Abstract: On a range of structural and ideological issues Russia and Europe are increasingly mutually dependent, as in the energy sector, as well as in security matters and a number of other issues, but this has not generated ‘interdependence’ – the term popular from the 1970s to denote a qualitative transformation of the relationship, as described by Keohane and Nye and others. The paper asks why this has been the case, providing historical and theoretical context, but above all it looks at some of the ideas now advanced that could transcend the present impasse. An ‘international regime’ is emerging in response to Russian aspirations for some sort of ‘greater European’ community, the European Union's complex pattern of ‘external governance’, and the need to integrate third parties (notably Turkey) into an extended network of relations that falls short of full-scale accession but gives form to aspirations for pan-European unity.

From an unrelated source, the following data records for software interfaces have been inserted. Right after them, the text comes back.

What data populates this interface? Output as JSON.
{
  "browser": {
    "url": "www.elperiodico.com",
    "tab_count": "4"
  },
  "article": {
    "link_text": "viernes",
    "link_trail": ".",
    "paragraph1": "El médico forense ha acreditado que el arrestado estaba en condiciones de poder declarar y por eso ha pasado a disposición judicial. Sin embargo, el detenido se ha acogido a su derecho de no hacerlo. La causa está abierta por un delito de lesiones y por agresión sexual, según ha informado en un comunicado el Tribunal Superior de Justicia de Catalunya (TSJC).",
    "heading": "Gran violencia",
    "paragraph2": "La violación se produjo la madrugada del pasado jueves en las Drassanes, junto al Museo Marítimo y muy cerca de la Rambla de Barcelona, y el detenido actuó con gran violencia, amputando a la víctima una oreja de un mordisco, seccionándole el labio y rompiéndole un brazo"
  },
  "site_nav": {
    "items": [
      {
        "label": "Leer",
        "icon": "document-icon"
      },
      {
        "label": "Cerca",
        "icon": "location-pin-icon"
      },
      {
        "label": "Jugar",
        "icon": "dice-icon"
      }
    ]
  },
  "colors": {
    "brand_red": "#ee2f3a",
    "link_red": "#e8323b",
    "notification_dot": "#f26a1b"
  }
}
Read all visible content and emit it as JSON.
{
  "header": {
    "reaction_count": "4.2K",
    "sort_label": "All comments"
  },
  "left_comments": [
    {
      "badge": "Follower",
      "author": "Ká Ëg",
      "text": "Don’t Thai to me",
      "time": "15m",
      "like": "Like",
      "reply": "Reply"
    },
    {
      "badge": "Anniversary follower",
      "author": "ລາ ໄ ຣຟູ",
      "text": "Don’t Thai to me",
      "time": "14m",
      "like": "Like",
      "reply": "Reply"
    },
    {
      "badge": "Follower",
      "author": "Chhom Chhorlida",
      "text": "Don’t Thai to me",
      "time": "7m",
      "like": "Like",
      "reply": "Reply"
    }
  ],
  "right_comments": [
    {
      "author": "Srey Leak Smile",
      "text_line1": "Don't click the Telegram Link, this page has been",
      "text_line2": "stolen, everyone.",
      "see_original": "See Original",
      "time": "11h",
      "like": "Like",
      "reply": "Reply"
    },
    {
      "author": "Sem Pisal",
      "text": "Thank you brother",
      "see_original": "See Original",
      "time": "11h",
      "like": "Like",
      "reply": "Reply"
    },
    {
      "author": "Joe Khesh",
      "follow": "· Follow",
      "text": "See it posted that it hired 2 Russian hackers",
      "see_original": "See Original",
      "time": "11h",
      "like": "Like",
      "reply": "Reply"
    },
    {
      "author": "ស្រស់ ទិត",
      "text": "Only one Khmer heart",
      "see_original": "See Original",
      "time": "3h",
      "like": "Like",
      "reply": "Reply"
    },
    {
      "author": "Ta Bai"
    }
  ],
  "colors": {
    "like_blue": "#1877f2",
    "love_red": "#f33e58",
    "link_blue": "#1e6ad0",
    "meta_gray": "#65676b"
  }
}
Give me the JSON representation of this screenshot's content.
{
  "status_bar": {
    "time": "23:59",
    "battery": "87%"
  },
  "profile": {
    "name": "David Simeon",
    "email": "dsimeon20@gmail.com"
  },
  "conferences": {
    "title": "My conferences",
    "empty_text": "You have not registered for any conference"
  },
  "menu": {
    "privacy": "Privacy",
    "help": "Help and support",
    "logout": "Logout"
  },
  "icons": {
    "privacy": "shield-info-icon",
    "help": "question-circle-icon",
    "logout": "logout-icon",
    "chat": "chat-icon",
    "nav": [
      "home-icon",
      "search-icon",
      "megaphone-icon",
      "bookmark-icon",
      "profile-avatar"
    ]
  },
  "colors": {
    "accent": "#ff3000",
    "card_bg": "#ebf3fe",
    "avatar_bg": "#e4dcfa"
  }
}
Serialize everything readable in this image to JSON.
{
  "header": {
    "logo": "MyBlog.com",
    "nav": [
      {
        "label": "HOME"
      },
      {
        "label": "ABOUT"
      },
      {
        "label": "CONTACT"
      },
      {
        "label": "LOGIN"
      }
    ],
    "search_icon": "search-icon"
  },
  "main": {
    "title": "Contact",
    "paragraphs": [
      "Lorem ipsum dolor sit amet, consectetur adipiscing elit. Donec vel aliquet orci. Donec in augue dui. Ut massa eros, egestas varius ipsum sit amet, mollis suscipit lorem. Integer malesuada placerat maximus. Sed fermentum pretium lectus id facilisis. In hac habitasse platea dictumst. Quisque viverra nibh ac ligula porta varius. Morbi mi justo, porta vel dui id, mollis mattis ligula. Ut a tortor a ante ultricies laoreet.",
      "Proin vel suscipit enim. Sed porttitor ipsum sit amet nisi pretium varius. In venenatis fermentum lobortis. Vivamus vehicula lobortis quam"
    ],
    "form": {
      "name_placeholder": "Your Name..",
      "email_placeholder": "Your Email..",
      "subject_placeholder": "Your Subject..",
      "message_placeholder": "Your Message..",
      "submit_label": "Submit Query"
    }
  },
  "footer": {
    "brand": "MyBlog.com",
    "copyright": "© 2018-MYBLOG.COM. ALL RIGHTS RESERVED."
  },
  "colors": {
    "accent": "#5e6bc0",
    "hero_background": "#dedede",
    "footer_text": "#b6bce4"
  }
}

Journal ArticleDOI
TL;DR: In terms of strategic significance, Putin's regime will most certainly unravel in the foreseeable perspective as discussed by the authors, but it is hard to predict what consequences this will have: the system's disintegration and even collapse of the state, growing rot and atrophy, or the last grasp in the life of personalized power and transformation that will set Russia on a new foundation.
Abstract: December 2011 protests in Russia, the largest after the collapse of the Soviet Union, shattered the status quo that had taken shape over the last decade and signaled that Russia is entering turbulent waters. Russia found itself caught in a trap: the 2011–2012 elections perpetuate a personalized power system that became the source of decay. The top-down rule and its “personificator” – Vladimir Putin – are already rejected by the most dynamic and educated urban population. However, no clear political alternative with a broad social support has yet emerged to replace the old Russian matrix. In terms of strategic significance, Putin's regime will most certainly unravel in the foreseeable perspective. But it is hard to predict what consequences this will have: the system's disintegration and even collapse of the state, growing rot and atrophy, or the last grasp in the life of personalized power and transformation that will set Russia on a new foundation. One thing is apparent: transformation will not happen in the form of reform from above and within, and if it does occur, it will be the result of the deepening crisis and society's pressure.

Journal ArticleDOI
TL;DR: The empirical case studies of this special issue not only provide an illuminating insight into the dynamic of political processes within the post-Soviet de facto states, but also contribute to the discussion of possible links between different strategies of state-building and the success or failure of democratization as mentioned in this paper.
Abstract: The empirical case studies of this special issue not only provide an illuminating insight into the dynamic of political processes within the post-Soviet de facto states, they also contribute to the discussion of possible links between different strategies of state-building and the success or failure of democratization Summing up the main findings of the issue, this article carves out the similarities and the differences in the internal political trajectories of the non-recognized but quite stable entities under analysis Despite sometimes contradicting empirical evidence, one central outcome is clear: the established theoretical assumption that uncontested external sovereignty is a necessary precondition for internal democratization needs to be reconsidered